Welcome to BSAC 406 weekly Dive Report. Please contact Ian Hussey if you would like to contribute to the weekly newsletter that is distributed to BSAC 406 members worldwide. In addition, if you would like to feature in the published Dive Report please contact Polly Buckingham.
After a couple of weeks of washout conditions, it was good to get back in the water last weekend, even if Dive Marshall, PJ, had to cry off with a heavy cold. That still left a team of six on the boat. The first target was the Jumbo which we found easily enough but which resisted our attempts to get hooked on. After three failed attempts, a buoy was put in the water so that Mike and Martin could follow the line down and fix the anchor on the wreck.
After the bad weather, I wasn’t expecting that much but the viz turned out to be very reasonable. There were large shoals of snappers, some batfish at the stern end near the prop and a large shoal of barracuda. While we sat on top of the wreck they circled round us for a good 5-10 minutes getting ever closer until eventually we left them to it. The wreck has a number of unthreatening swim-throughs which are good fun to do and the fish life is usually plentiful, as was the case on Friday.
Arriving at the Neptune after a short journey, we found another boat at the site with divers just entering the water. We put our anchor down what appeared to be some distance away. It turned out to have gone a bit closer to one of them than was strictly sensible. Apologies to him – a lesson to be learnt I think.
The Neptune turned out to be another good dive with reasonably good viz and plenty of fish. There were no barracuda this time but there was a lot else. The water temperature is slowly sinking and it won’t be long before the wet-suits have to come out again. It was very noticeably chilly when climbing out of the water back into the boat.
Back at the club, we briefly met Janette and Ken. Janette was off to read the lesson at her church for which she’d prepared with a few glasses of decompression fluid. As the Good Book tells us: “Drink no longer water, but use a little wine for thy stomach's sake” – 1 Timothy 5:23. We spent the next couple of hours getting religious.
Meanwhile, Geoff and Brian Lugg had deserted the path of righteousness. Geoff describes a day out with DSDC:
DSDC were a man light to run a boat out to Wreck X on Friday, so Geoff volunteered to go across to the dark side and spend the day as a guest diver on the Sanaf with Brian (Lugg), Danny (Couzens) and dive leader Chris (Head). A 06.30 meet at DSDC required an early dart from Sharjah but with calm seas and neap tides the Sanaf managed to depart Jumeirah Fishermans’ Harbour #1 at 08.00 and was on site by 09.00.

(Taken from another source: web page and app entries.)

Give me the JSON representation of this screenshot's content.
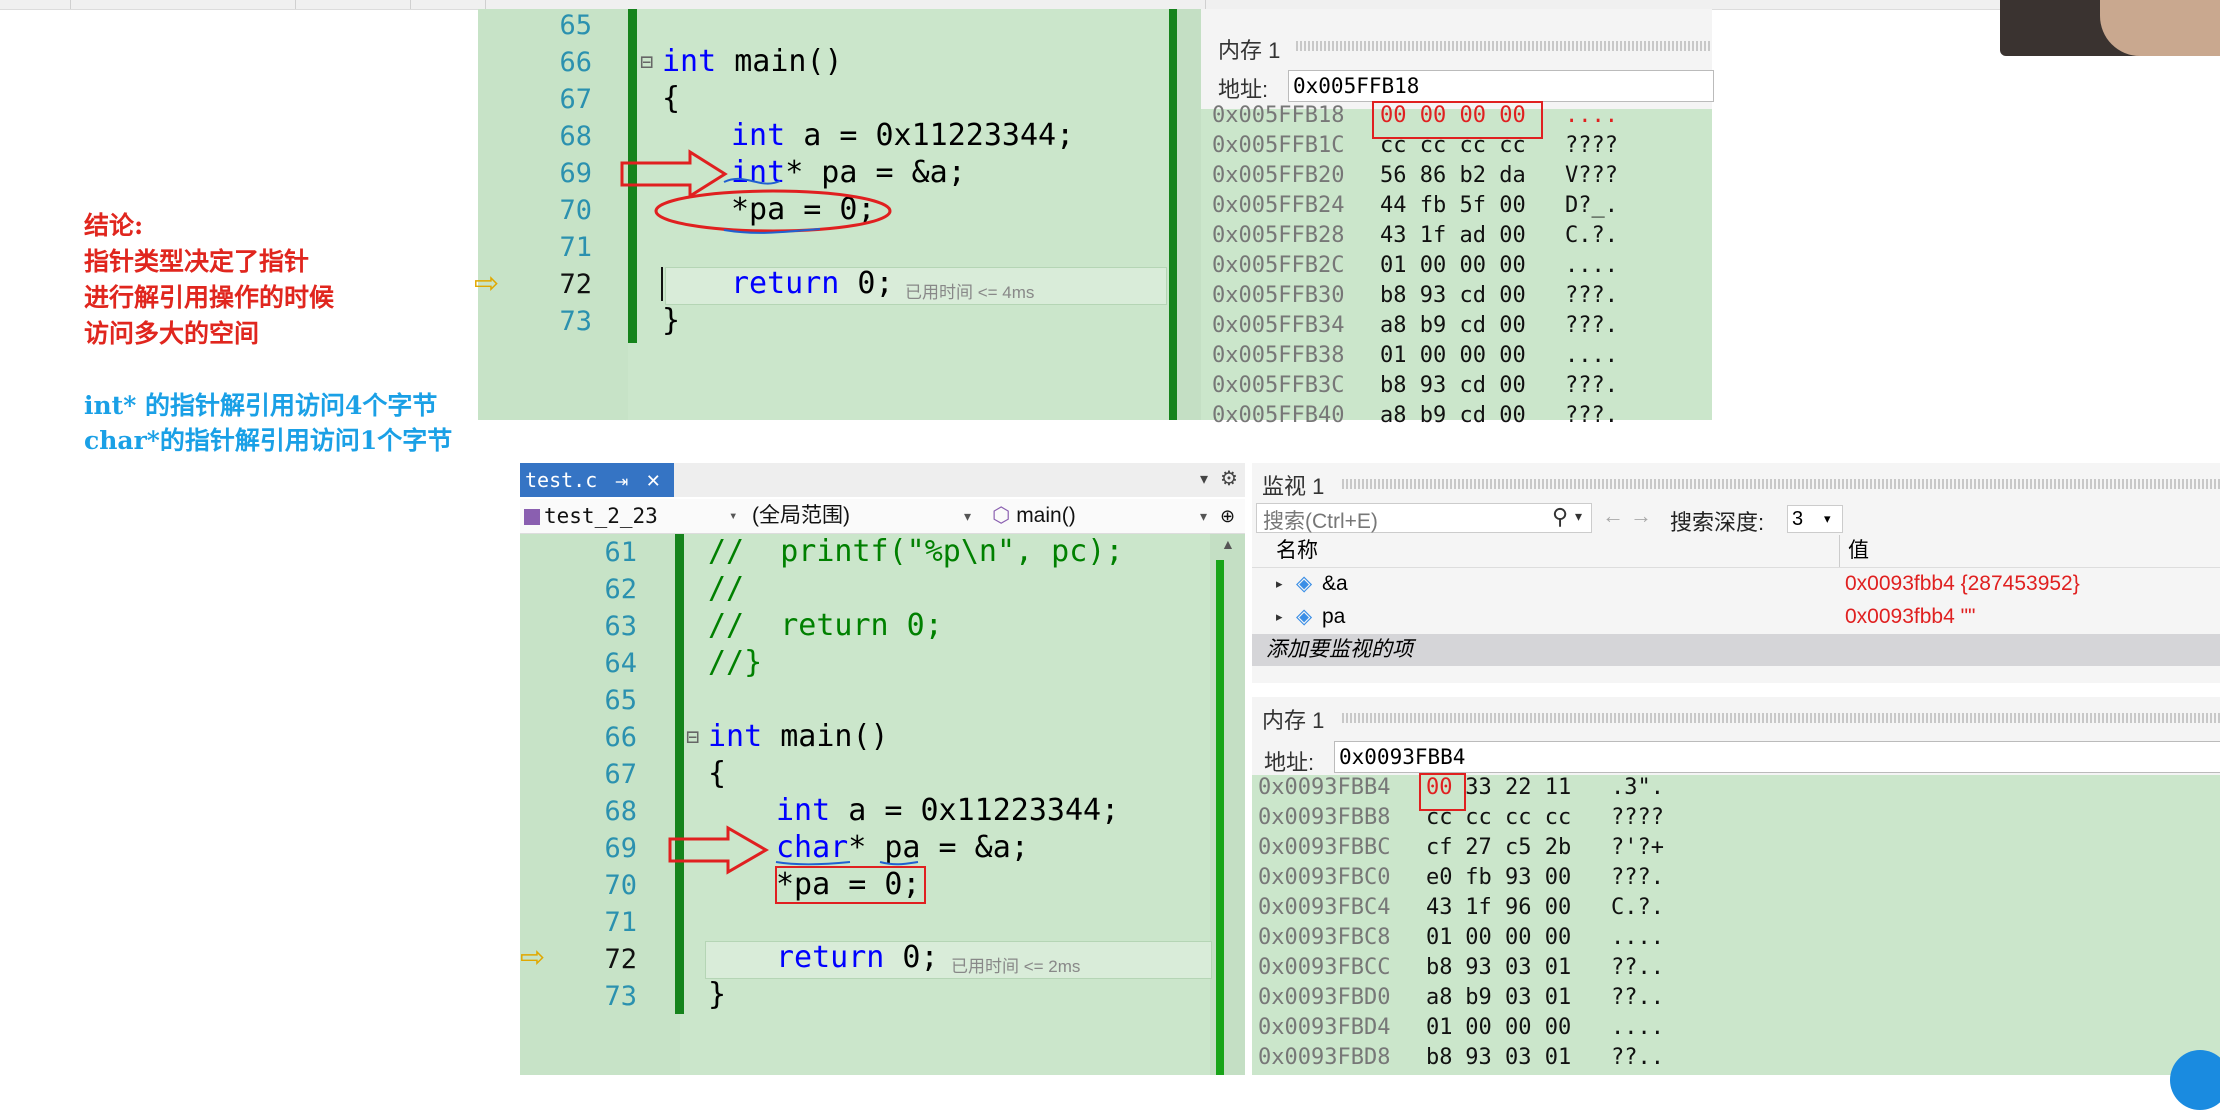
{
  "notes": {
    "conclusion_title": "结论:",
    "conclusion_lines": [
      "指针类型决定了指针",
      "进行解引用操作的时候",
      "访问多大的空间"
    ],
    "int_line": "int* 的指针解引用访问4个字节",
    "char_line": "char*的指针解引用访问1个字节"
  },
  "top_editor": {
    "line_numbers": [
      "65",
      "66",
      "67",
      "68",
      "69",
      "70",
      "71",
      "72",
      "73"
    ],
    "lines": {
      "main_kw": "int",
      "main_rest": " main()",
      "open_brace": "{",
      "decl_kw": "int",
      "decl_rest": " a = 0x11223344;",
      "ptr_kw": "int",
      "ptr_rest": "* pa = &a;",
      "deref": "*pa = 0;",
      "ret_kw": "return",
      "ret_rest": " 0;",
      "close_brace": "}"
    },
    "elapsed_hint": "已用时间 <= 4ms",
    "collapse_glyph": "⊟"
  },
  "top_memory": {
    "title": "内存 1",
    "address_label": "地址:",
    "address_value": "0x005FFB18",
    "rows": [
      {
        "addr": "0x005FFB18",
        "bytes": "00 00 00 00",
        "ascii": "....",
        "changed": true
      },
      {
        "addr": "0x005FFB1C",
        "bytes": "cc cc cc cc",
        "ascii": "????"
      },
      {
        "addr": "0x005FFB20",
        "bytes": "56 86 b2 da",
        "ascii": "V???"
      },
      {
        "addr": "0x005FFB24",
        "bytes": "44 fb 5f 00",
        "ascii": "D?_."
      },
      {
        "addr": "0x005FFB28",
        "bytes": "43 1f ad 00",
        "ascii": "C.?."
      },
      {
        "addr": "0x005FFB2C",
        "bytes": "01 00 00 00",
        "ascii": "...."
      },
      {
        "addr": "0x005FFB30",
        "bytes": "b8 93 cd 00",
        "ascii": "???."
      },
      {
        "addr": "0x005FFB34",
        "bytes": "a8 b9 cd 00",
        "ascii": "???."
      },
      {
        "addr": "0x005FFB38",
        "bytes": "01 00 00 00",
        "ascii": "...."
      },
      {
        "addr": "0x005FFB3C",
        "bytes": "b8 93 cd 00",
        "ascii": "???."
      },
      {
        "addr": "0x005FFB40",
        "bytes": "a8 b9 cd 00",
        "ascii": "???."
      }
    ]
  },
  "bottom_editor": {
    "tab_label": "test.c",
    "tab_pin": "⇥",
    "tab_close": "✕",
    "project": "test_2_23",
    "scope": "(全局范围)",
    "function": "main()",
    "line_numbers": [
      "61",
      "62",
      "63",
      "64",
      "65",
      "66",
      "67",
      "68",
      "69",
      "70",
      "71",
      "72",
      "73"
    ],
    "lines": {
      "c61": "//  printf(\"%p\\n\", pc);",
      "c62": "//",
      "c63": "//  return 0;",
      "c64": "//}",
      "main_kw": "int",
      "main_rest": " main()",
      "open_brace": "{",
      "decl_kw": "int",
      "decl_rest": " a = 0x11223344;",
      "ptr_kw": "char",
      "ptr_rest": "* pa = &a;",
      "deref": "*pa = 0;",
      "ret_kw": "return",
      "ret_rest": " 0;",
      "close_brace": "}"
    },
    "elapsed_hint": "已用时间 <= 2ms",
    "collapse_glyph": "⊟"
  },
  "watch": {
    "title": "监视 1",
    "search_placeholder": "搜索(Ctrl+E)",
    "search_depth_label": "搜索深度:",
    "search_depth_value": "3",
    "col_name": "名称",
    "col_value": "值",
    "items": [
      {
        "name": "&a",
        "value": "0x0093fbb4 {287453952}"
      },
      {
        "name": "pa",
        "value": "0x0093fbb4 \"\""
      }
    ],
    "add_item": "添加要监视的项"
  },
  "bottom_memory": {
    "title": "内存 1",
    "address_label": "地址:",
    "address_value": "0x0093FBB4",
    "rows": [
      {
        "addr": "0x0093FBB4",
        "b0": "00",
        "rest": " 33 22 11",
        "ascii": ".3\"."
      },
      {
        "addr": "0x0093FBB8",
        "b0": "cc",
        "rest": " cc cc cc",
        "ascii": "????"
      },
      {
        "addr": "0x0093FBBC",
        "b0": "cf",
        "rest": " 27 c5 2b",
        "ascii": "?'?+"
      },
      {
        "addr": "0x0093FBC0",
        "b0": "e0",
        "rest": " fb 93 00",
        "ascii": "???."
      },
      {
        "addr": "0x0093FBC4",
        "b0": "43",
        "rest": " 1f 96 00",
        "ascii": "C.?."
      },
      {
        "addr": "0x0093FBC8",
        "b0": "01",
        "rest": " 00 00 00",
        "ascii": "...."
      },
      {
        "addr": "0x0093FBCC",
        "b0": "b8",
        "rest": " 93 03 01",
        "ascii": "??.."
      },
      {
        "addr": "0x0093FBD0",
        "b0": "a8",
        "rest": " b9 03 01",
        "ascii": "??.."
      },
      {
        "addr": "0x0093FBD4",
        "b0": "01",
        "rest": " 00 00 00",
        "ascii": "...."
      },
      {
        "addr": "0x0093FBD8",
        "b0": "b8",
        "rest": " 93 03 01",
        "ascii": "??.."
      }
    ]
  },
  "icons": {
    "breakpoint_arrow": "⇨",
    "search": "⚲",
    "back": "←",
    "forward": "→",
    "dropdown": "▾",
    "expand": "▸",
    "settings": "⚙",
    "pin": "⇥"
  },
  "colors": {
    "editor_bg": "#cbe6cb",
    "annotation_red": "#e02020",
    "note_red": "#e0261e",
    "note_blue": "#1aa0e6",
    "keyword_blue": "#0000ff",
    "comment_green": "#008000",
    "tab_active": "#3574c4"
  }
}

Brian and Chris entered the water first and spent a good part of their dive re-buoying the buoy that Brian had installed last year. Danny and Geoff then entered the water and spent almost an hour exploring the bridge and engine room of the vessel. Sitting on its’ port side in ~37m of water this can be dived on air but to maximize bottom time each diver was on nitrox with a 50% stage to reduce decompression times (with the exception of Chris who went full ‘run silent, run deep’ on his rebreather).
The second round of dives followed a similar pattern with ~35 minutes bottom time giving ample opportunity to explore the workings and admire the remaining artifacts of the vessel before a 30 minute ascent to allow sufficient time for decompression. After cleaning down the Sanaf and a light refreshment back at DSDC, Geoff headed back to base camp at Wanderers where a ‘deserter fine’ was promptly levied and paid, which added to the general joviality of the 406 post-dive wind-down (or should that be wind-up?!).
Ian Hussey and Dive Member Contributions.